The Hu & The Haunt
Black Thunder Tour
Brooklyn Bowl Las Vegas, Nevada
Sunday April 17th, 2022
After Easter Sunday celebrations are out of the way, what is left to do with your evening? Why not go and see Mongolian hard rock/metal band?
So Courtney and I leave the car at the Linq parking garage - now that was a mistake - and head over to Brooklyn Bowl for the first time since the pandemic.
I know very little about the headliners and nothing about the opening act and sometimes I prefer to write these reviews going in mostly blind and letting the band’s live performance speak for itself. In the case of both The Hu and The Haunt they’re better experienced live.
The Haunt is an eclectic mix of moody indie rock mixed with darker pop sensibilities. The band plays a fitting backdrop to the vocal talents of Anastasia which has a raspy texture to it that’s missing from studio recordings. Her very physical performance - climbing on the bass amp, drum riser etc to contort her body in such a way of expressing agony is matched by her attire. The pure white nightgown and bare feet made me think of ‘The Exorcist’. More fitting of the name The Haunt than her bandmates.
Though what the fuck do I know about fashion anyway? I wear black jeans and band shirts everywhere outside my day job.
As much as I enjoy most of what the band has to offer and I appreciate the darkness of the music I have to say one aspect I hope improves are the lyrics. As I’m writing this part of the review I’m listening to “Love You Better” on repeat trying to work out in my head how exactly someone loves you better once they’re dead. If there is an artist I’d like to point the members of The Haunt to as a recommendation it would be former Acid Bath singer Dax Riggs’ solo work or his band Deadboy and the Elephantmen. Because even if “Living Is Suicide” is probably just as nonsensical it still seems to make more sense to me.
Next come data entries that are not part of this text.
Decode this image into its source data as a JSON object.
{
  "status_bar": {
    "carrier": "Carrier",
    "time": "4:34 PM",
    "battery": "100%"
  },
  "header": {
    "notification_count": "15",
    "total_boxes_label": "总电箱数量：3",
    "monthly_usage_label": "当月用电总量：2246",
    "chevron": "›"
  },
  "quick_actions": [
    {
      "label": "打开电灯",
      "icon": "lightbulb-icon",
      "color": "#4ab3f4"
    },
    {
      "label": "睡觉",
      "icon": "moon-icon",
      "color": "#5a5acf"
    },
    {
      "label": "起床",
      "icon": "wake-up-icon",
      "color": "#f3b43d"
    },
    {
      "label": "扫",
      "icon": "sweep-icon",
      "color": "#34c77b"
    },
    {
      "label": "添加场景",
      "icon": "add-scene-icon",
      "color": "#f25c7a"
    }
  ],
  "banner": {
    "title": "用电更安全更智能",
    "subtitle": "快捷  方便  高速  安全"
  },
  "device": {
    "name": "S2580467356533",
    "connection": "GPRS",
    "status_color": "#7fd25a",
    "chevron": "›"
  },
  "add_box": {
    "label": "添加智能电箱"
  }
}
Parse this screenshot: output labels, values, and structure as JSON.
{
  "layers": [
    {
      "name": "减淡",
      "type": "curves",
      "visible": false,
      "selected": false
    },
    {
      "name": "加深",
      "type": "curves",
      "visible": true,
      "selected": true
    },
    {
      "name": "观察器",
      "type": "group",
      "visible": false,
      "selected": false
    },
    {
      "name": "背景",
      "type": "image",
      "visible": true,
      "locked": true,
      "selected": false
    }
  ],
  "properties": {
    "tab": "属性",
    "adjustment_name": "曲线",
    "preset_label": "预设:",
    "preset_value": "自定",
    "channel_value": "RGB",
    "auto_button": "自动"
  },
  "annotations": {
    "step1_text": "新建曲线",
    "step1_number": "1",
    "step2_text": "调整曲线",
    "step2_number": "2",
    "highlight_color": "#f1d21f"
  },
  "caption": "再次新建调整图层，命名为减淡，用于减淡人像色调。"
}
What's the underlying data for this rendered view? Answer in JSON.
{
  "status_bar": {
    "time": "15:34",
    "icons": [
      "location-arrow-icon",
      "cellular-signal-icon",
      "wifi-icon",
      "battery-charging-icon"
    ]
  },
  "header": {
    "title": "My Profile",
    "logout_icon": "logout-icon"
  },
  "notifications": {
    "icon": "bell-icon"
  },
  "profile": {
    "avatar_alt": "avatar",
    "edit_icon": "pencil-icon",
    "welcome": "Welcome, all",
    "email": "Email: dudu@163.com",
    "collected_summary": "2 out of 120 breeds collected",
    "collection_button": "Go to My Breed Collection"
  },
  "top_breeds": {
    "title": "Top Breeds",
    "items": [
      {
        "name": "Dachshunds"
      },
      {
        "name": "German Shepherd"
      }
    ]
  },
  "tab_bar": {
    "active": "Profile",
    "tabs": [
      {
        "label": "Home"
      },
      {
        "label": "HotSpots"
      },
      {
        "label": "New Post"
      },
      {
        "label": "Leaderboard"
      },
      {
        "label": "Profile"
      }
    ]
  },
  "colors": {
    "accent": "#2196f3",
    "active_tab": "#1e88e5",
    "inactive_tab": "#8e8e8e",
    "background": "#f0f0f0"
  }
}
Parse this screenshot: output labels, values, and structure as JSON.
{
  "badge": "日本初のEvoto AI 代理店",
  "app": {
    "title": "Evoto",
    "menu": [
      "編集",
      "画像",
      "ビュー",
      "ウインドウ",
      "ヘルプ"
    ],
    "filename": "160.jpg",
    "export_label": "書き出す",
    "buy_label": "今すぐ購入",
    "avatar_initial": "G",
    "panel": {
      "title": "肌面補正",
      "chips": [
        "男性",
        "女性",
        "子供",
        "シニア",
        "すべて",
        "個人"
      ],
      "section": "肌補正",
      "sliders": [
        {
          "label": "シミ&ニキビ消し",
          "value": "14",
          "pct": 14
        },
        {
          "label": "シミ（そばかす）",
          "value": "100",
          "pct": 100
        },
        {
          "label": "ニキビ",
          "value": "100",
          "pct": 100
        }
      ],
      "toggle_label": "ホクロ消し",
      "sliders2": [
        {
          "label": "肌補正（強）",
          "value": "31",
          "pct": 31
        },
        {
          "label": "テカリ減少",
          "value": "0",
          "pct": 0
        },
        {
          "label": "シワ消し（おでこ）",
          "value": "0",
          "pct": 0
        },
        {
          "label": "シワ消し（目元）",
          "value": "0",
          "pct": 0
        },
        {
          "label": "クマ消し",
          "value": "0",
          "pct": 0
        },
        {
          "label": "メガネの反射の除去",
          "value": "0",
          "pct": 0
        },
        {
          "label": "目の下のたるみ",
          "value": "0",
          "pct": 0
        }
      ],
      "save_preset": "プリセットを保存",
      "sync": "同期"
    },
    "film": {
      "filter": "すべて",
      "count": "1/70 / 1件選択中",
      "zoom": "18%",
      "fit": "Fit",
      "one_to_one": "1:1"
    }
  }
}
Check out the Haunt on Spotify and be on the lookout for the soon to be released first full length album.
Pretty soon after I started listening to metal I was searching out how bands did the genre their way elsewhere in the world. It started with Swedish death metal and Norwegian black metal but quickly I was searching out bands from all over the world and how they would insert their cultures' folk instruments into their music.
One of my favorite examples early on was Taiwan’s Chthonic use of the erhu or hiân-á as well as their native folk songs and lore. As another example, as much as I love Panopticon’s use of the banjo, Norway's Taake did it best with their song “Myr”.
So all that said forgive me if I find your Baby Metal fandom more cute than anything.
So all that is to say that I’m not as easily impressed with the concept of rock/metal + insert cultural identity as I once was…
Except - wait for it… The Mongols.
The Hu have managed to incorporate traditional rock and metal guitar, bass, and drums with traditional Mongolian instrumentation. As I implied before, The Hu are simply more impressive live than their recordings can really convey. The songs earlier in the set had a very droning quality that made the five or sometimes six voices sound powerful and absolutely massive.
This had the effect of setting up more melody centric songs later in the evening that would get the crowd moving. Speaking of which, it's impressive just how much the audience loved The Hu. The amount of times I’ve seen bands that pour their hearts out and practically have to beg crowds to look up from their phones is infuriating at times.
Okay, I may be exaggerating and as I said this is a problem The Hu didn’t have this particular night so it doesn't really matter. That said - lady who had her phone up next to my ear recording the show: go fuck yourself.
My advice to you - check out The Haunt and The Hu’s music and see if it’s to your liking. Follow them on Bandsintown and check out upcoming events at Brooklyn Bowl and other venues. Support live music.
All live photos by Courtney Ware for ZrockR Magazine 2022, ALL RIGHTS RESERVED.